“The entire cause of the catastrophic collapse of wildlife populations, which are less than a third of what they were 50 years ago, globally, is the use of animals as a food technology,” Brown claims, ahead of his talk at Web Summit, a technology conference hosted virtually from Lisbon, during which he told the tech industry it was “game over” for traditional animal agriculture.
“Cows outweigh every remaining wild vertebrate on land by more than a factor of 10. Just the cows. We’ve literally totally replaced biodiversity with cows. Let’s get rid of friggin’ cows and let nature recover,” he says.
Brown’s vocabulary is infused with the lexicon of Silicon Valley. Livestock are a “prehistoric food production technology”. Meat production from animal cadavers is “not part of the value proposition” for consumers. He speaks with his body, fidgeting with the impatience of someone who is certain they are right.
Did Brown ever eat meat? Yes, until his early 20s, but he stopped when he realised he was only doing it for pleasure. Does he really mean all meat and fish could be substituted?

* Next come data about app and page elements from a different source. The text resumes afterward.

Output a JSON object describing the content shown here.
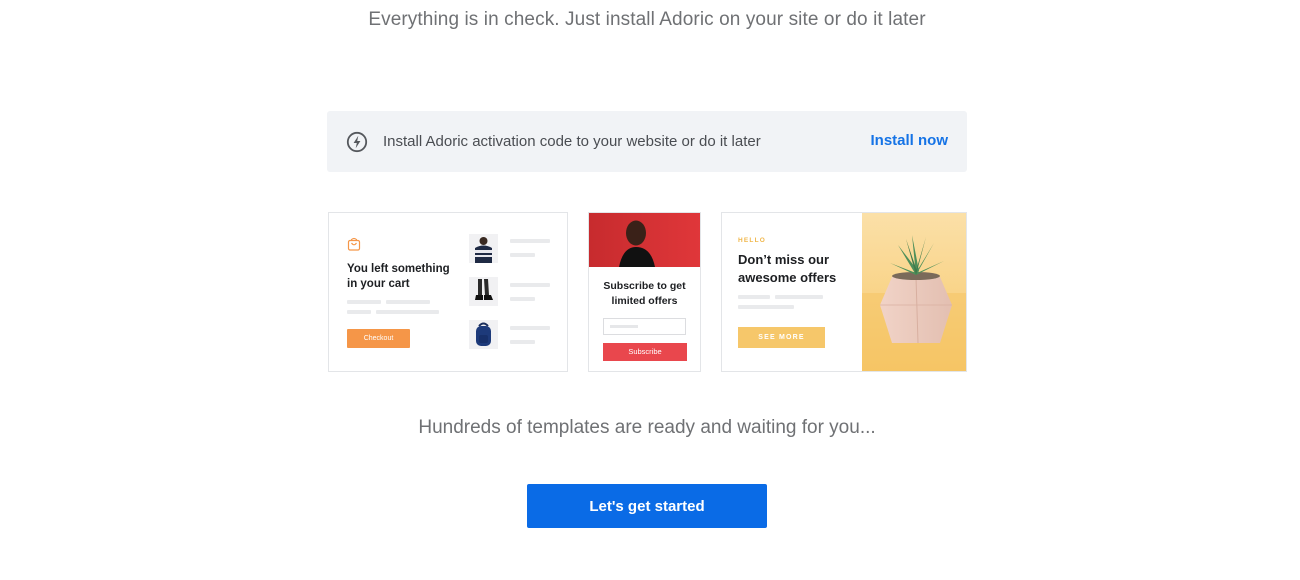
{
  "headline": "Everything is in check. Just install Adoric on your site or do it later",
  "install_bar": {
    "text": "Install Adoric activation code to your website or do it later",
    "link_label": "Install now",
    "icon": "bolt-icon"
  },
  "templates": {
    "cart": {
      "icon": "shopping-bag-icon",
      "title": "You left something in your cart",
      "button_label": "Checkout"
    },
    "subscribe": {
      "title": "Subscribe to get limited offers",
      "button_label": "Subscribe"
    },
    "offers": {
      "eyebrow": "HELLO",
      "title": "Don’t miss our awesome offers",
      "button_label": "SEE MORE"
    }
  },
  "subline": "Hundreds of templates are ready and waiting for you...",
  "cta_label": "Let's get started",
  "colors": {
    "accent": "#0a6be6",
    "link": "#1573e6",
    "checkout": "#f59648",
    "subscribe": "#e9474d",
    "see_more": "#f6c76a"
  }
}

What about chorizo? “No problemo.” And what happens to livestock farmers? “They’re not going to be in that business any more. But there’s a lot of very reasonable solutions.”
But the rise of Impossible Foods, which claims to have “cracked meat’s molecular code” and aims to to decouple “meat” from animals, has not been without controversy. Unlike the market leader Beyond Meat, Impossible Foods uses genetically modified ingredients to replicate the texture, taste and sensations of eating meat. Soy leghemoglobin – known as heme – produced by genetically modified yeast, is the key to replicating the “meaty” taste. The Impossible Burger even “bleeds” as it is cooked.
Some scientists say such GMO innovations can save humanity, but the UK Food Standards Agency has not licensed the ingredient for sale in the UK and requires a pre-market safety assessment. Impossible Foods says it plans to meet and exceed food-safety regulations in all parts of the world, including the UK. In the US, the company has faced criticism from a number of organisations, including Friends of the Earth and the US Center for Food Safety, over concerns that the process to produce heme has not been properly tested and that the products are “overprocessed”.
Joe Rogan, the comedian and podcast host, savaged the Impossible Burger on his show, citing unproven claims about ingredients in the products. The US Food and Drug Administration has twice investigated soy leghemoglobin and found no questions about its safety.
“It’s ridiculous,” says Brown. “Our foods are no more processed than the foods that people eat every day. Everything you eat, the little loaf of bread that maybe you baked in your own oven is processed in pretty much the exact same way as our food.
“Processed food is a pejorative term because people are used to applying it to foods that are basically sugar and salt and garbage. OK. But that image does not apply to our project progress with our food, which is very, very thoughtfully put together from healthy ingredients.”
In the UK, the debate about next generation foods is set to intensify amid calls by the chief scientist for the Department for Environment, Food and Rural Affairs for a new public discussion on biotechnology. By contrast, this interview takes place days after the first ever regulatory approval of cultured meat – no-kill, laboratory grown “chicken bites” – in Singapore by US company Eat Just. Brown, however, doesn’t see them as a rival to plant-based meat substitutes.
“It is never going to be a thing. It misses the real opportunity when you’re thinking about replacing animals in the food system,” he says.
“As we learn what consumers prefer in terms of flavours and textures, we can dial those up and down. You can’t do that when you’re stuck with whatever an animal cell can do.”